New study exonerates some urban pests as one-of-a-kind disease reservoirs
A research team led by U.S. National Science Foundation-grantee scientists at Georgetown University has found that city wildlife might pose less threat for future pandemics than once thought.
In a study published in Nature Ecology and Evolution, the researchers set out to understand whether animals living in cities tend to have different viruses.
"As we recover from the current pandemic and work to prevent the next one, it is critical that we know where to look for the next possible outbreak," said Sam Scheiner, a program director in NSF's Division of Environmental Biology. "It is just as important to know where we do not have to look so we do not waste resources."
The COVID-19 pandemic has sparked interest in where future outbreaks are at the highest risk of emerging. Scientists have long suspected that cities might be hotspots for outbreak risk, thanks to species like rats that make their homes alongside us.

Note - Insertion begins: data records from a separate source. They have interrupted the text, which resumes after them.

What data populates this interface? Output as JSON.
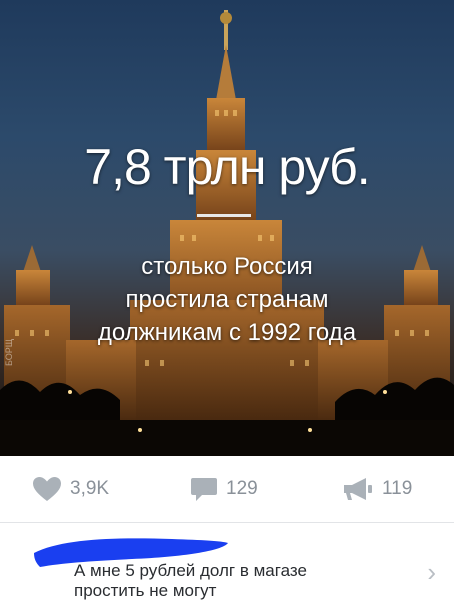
{
  "post": {
    "headline": "7,8 трлн руб.",
    "subtitle_line1": "столько Россия",
    "subtitle_line2": "простила странам",
    "subtitle_line3": "должникам с 1992 года",
    "watermark": "БОРЩ"
  },
  "actions": {
    "likes": "3,9K",
    "comments": "129",
    "reposts": "119"
  },
  "comment": {
    "text_line1": "А мне 5 рублей долг в магазе",
    "text_line2": "простить не могут",
    "author_scribble_color": "#1a3ff0"
  },
  "colors": {
    "icon_gray": "#8a9199",
    "scribble": "#1a3ff0"
  }
}
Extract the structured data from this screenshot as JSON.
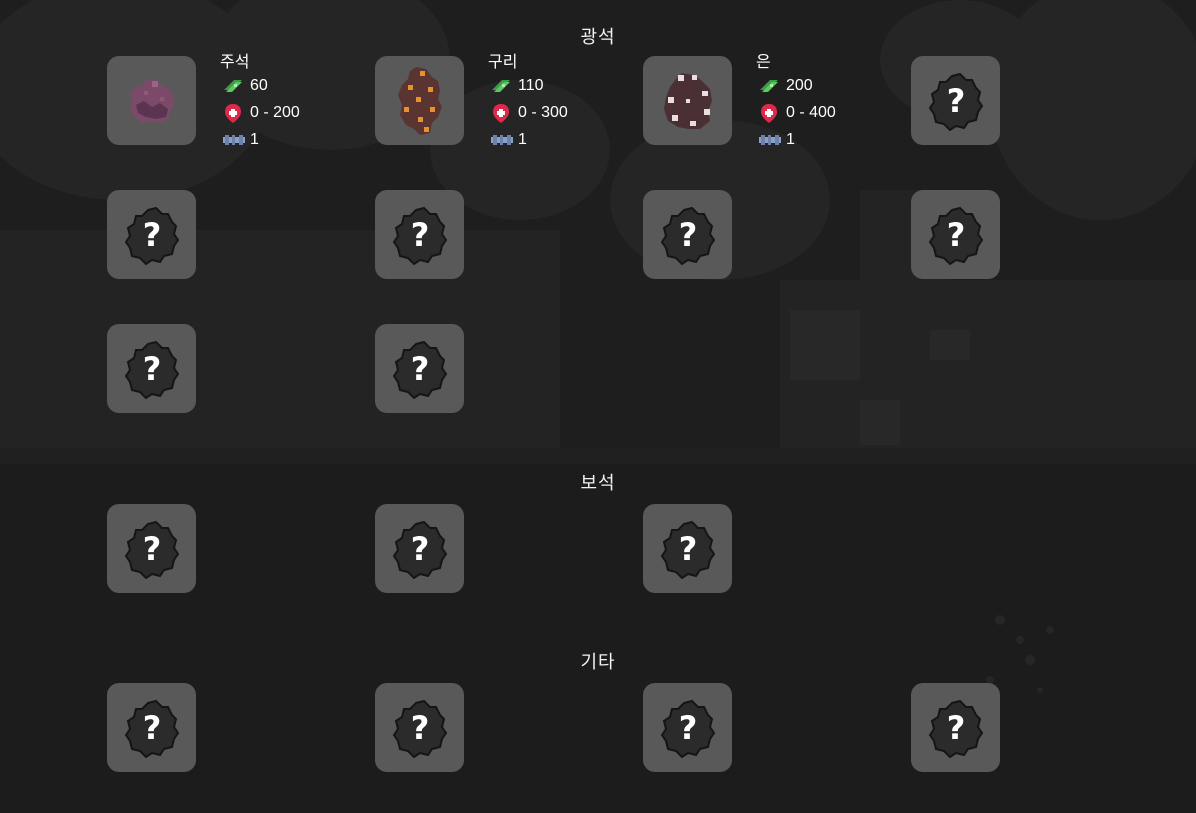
{
  "sections": {
    "ores": {
      "title": "광석"
    },
    "gems": {
      "title": "보석"
    },
    "misc": {
      "title": "기타"
    }
  },
  "ores": [
    {
      "name": "주석",
      "price": "60",
      "hp": "0 - 200",
      "tier": "1",
      "icon": "tin-ore-icon",
      "color": "#7a4a68"
    },
    {
      "name": "구리",
      "price": "110",
      "hp": "0 - 300",
      "tier": "1",
      "icon": "copper-ore-icon",
      "color": "#5a3430"
    },
    {
      "name": "은",
      "price": "200",
      "hp": "0 - 400",
      "tier": "1",
      "icon": "silver-ore-icon",
      "color": "#4a3034"
    }
  ],
  "locked_label": "?",
  "stat_icons": {
    "price": "cash-icon",
    "hp": "health-icon",
    "tier": "pickaxe-icon"
  },
  "colors": {
    "slot_bg": "#595959",
    "locked_rock": "#2b2b2b",
    "cash": "#5bc860",
    "health": "#e0284a",
    "pickaxe": "#8aa0c8"
  }
}
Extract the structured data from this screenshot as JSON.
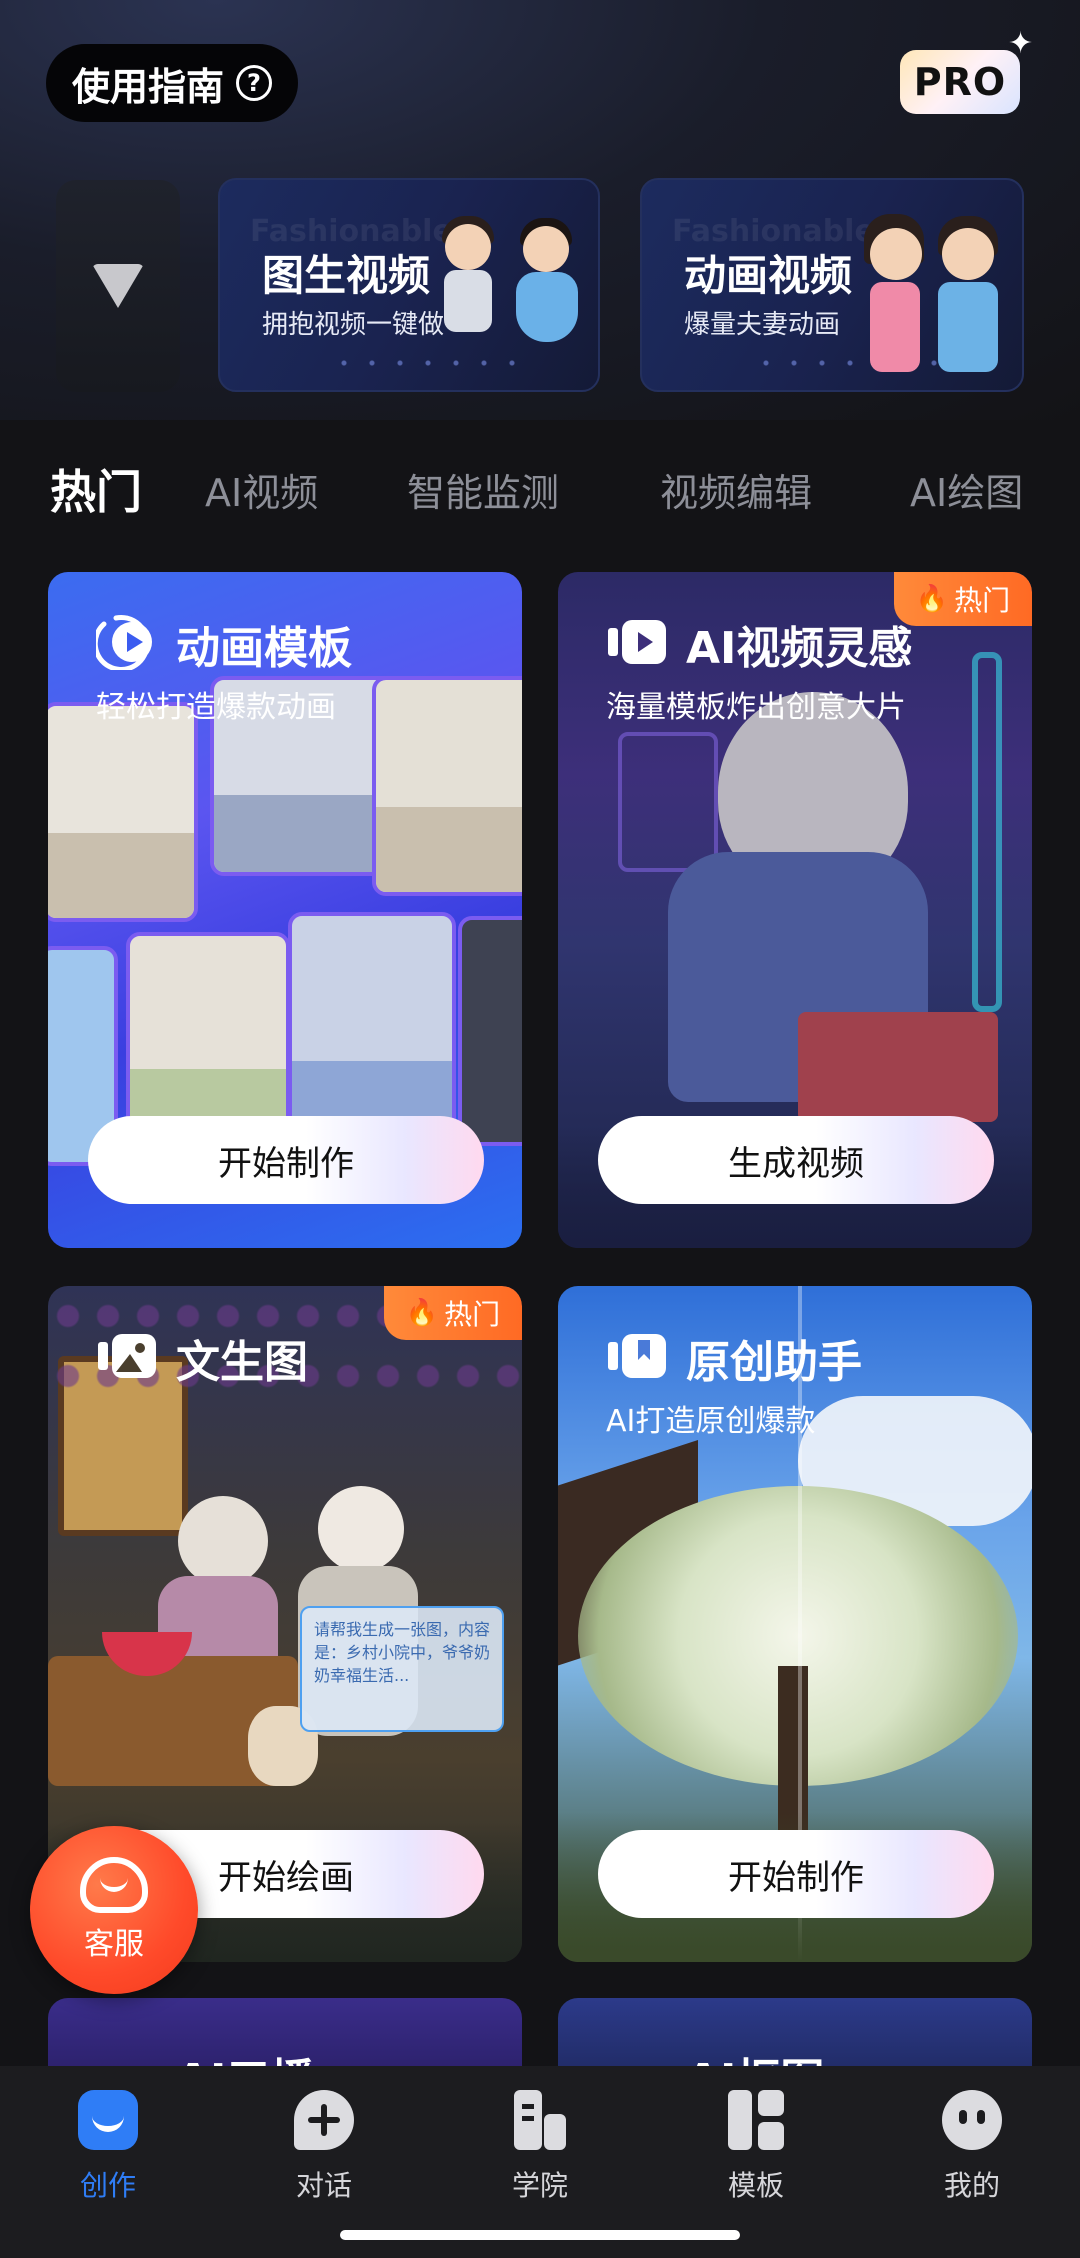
{
  "header": {
    "guide_label": "使用指南",
    "guide_icon": "question-circle-icon",
    "pro_label": "PRO"
  },
  "banners": [
    {
      "title": "图生视频",
      "subtitle": "拥抱视频一键做",
      "watermark": "Fashionable"
    },
    {
      "title": "动画视频",
      "subtitle": "爆量夫妻动画",
      "watermark": "Fashionable"
    }
  ],
  "tabs": [
    {
      "label": "热门",
      "active": true
    },
    {
      "label": "AI视频"
    },
    {
      "label": "智能监测"
    },
    {
      "label": "视频编辑"
    },
    {
      "label": "AI绘图"
    }
  ],
  "cards": [
    {
      "title": "动画模板",
      "subtitle": "轻松打造爆款动画",
      "action": "开始制作",
      "hot": false
    },
    {
      "title": "AI视频灵感",
      "subtitle": "海量模板炸出创意大片",
      "action": "生成视频",
      "hot": true
    },
    {
      "title": "文生图",
      "subtitle": "",
      "action": "开始绘画",
      "hot": true,
      "prompt_bubble": "请帮我生成一张图，内容是：乡村小院中，爷爷奶奶幸福生活..."
    },
    {
      "title": "原创助手",
      "subtitle": "AI打造原创爆款",
      "action": "开始制作",
      "hot": false
    },
    {
      "title": "AI口播"
    },
    {
      "title": "AI抠图"
    }
  ],
  "hot_label": "热门",
  "service": {
    "label": "客服"
  },
  "bottom_nav": [
    {
      "label": "创作",
      "icon": "create-icon",
      "active": true
    },
    {
      "label": "对话",
      "icon": "chat-plus-icon"
    },
    {
      "label": "学院",
      "icon": "academy-icon"
    },
    {
      "label": "模板",
      "icon": "template-grid-icon"
    },
    {
      "label": "我的",
      "icon": "profile-face-icon"
    }
  ],
  "colors": {
    "accent": "#2f7df6",
    "hot": "#ff6a24",
    "service": "#ff4a2a"
  }
}
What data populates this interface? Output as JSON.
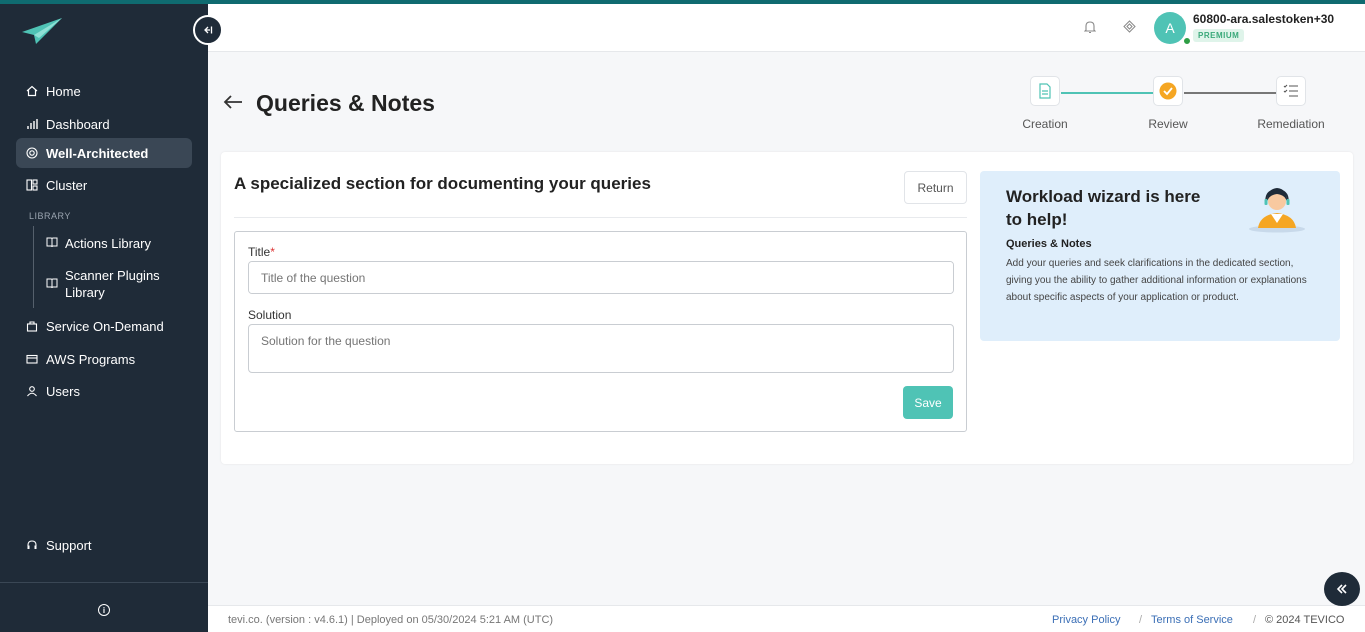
{
  "sidebar": {
    "collapse_icon": "collapse-left-icon",
    "items": [
      {
        "label": "Home",
        "icon": "home-icon"
      },
      {
        "label": "Dashboard",
        "icon": "bar-chart-icon"
      },
      {
        "label": "Well-Architected",
        "icon": "target-icon"
      },
      {
        "label": "Cluster",
        "icon": "layout-icon"
      },
      {
        "label": "Service On-Demand",
        "icon": "bag-icon"
      },
      {
        "label": "AWS Programs",
        "icon": "card-icon"
      },
      {
        "label": "Users",
        "icon": "user-icon"
      }
    ],
    "library_label": "LIBRARY",
    "library_items": [
      {
        "label": "Actions Library",
        "icon": "book-icon"
      },
      {
        "label": "Scanner Plugins Library",
        "icon": "book-icon"
      }
    ],
    "support_label": "Support",
    "active_color": "#3a4755",
    "bg_color": "#1f2b38"
  },
  "header": {
    "avatar_initial": "A",
    "username": "60800-ara.salestoken+30",
    "badge": "PREMIUM"
  },
  "page": {
    "title": "Queries & Notes",
    "steps": [
      {
        "label": "Creation",
        "icon": "document-icon",
        "state": "done"
      },
      {
        "label": "Review",
        "icon": "check-circle-icon",
        "state": "current"
      },
      {
        "label": "Remediation",
        "icon": "list-icon",
        "state": "pending"
      }
    ]
  },
  "section": {
    "title": "A specialized section for documenting your queries",
    "return_label": "Return",
    "title_label": "Title",
    "required_mark": "*",
    "title_placeholder": "Title of the question",
    "solution_label": "Solution",
    "solution_placeholder": "Solution for the question",
    "save_label": "Save",
    "accent_color": "#4fc3b5"
  },
  "help": {
    "title": "Workload wizard is here to help!",
    "subtitle": "Queries & Notes",
    "text": "Add your queries and seek clarifications in the dedicated section, giving you the ability to gather additional information or explanations about specific aspects of your application or product."
  },
  "footer": {
    "left": "tevi.co. (version : v4.6.1) | Deployed on 05/30/2024 5:21 AM (UTC)",
    "privacy": "Privacy Policy",
    "terms": "Terms of Service",
    "copyright": "© 2024 TEVICO"
  }
}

The scientists set out to study whether these species might play host to a greater number of pathogens. The researchers examined the pathogens hosted by nearly 3,000 mammal species and found that urban-adapted animals could host roughly 10 times as many diseases. However, the pattern was partly a problem of sampling bias. The urban species were studied nearly 100 times more often than their rural counterparts.
The team found that city-living species don't seem to host more human-infective viruses than their rural counterparts. The study's findings might exonerate city wildlife from being considered "hyper-reservoirs" of infectious disease. However, that doesn't mean cities are disease-free.
Co-author Colin Carlson said that the study highlights the value of scientific data. The researchers used a database called The Global Virome in One Network, created by the Verena Consortium.
The study concludes that future research should go beyond how many pathogens any given animal has and explore how city living shapes the prevalence and transmission of diseases.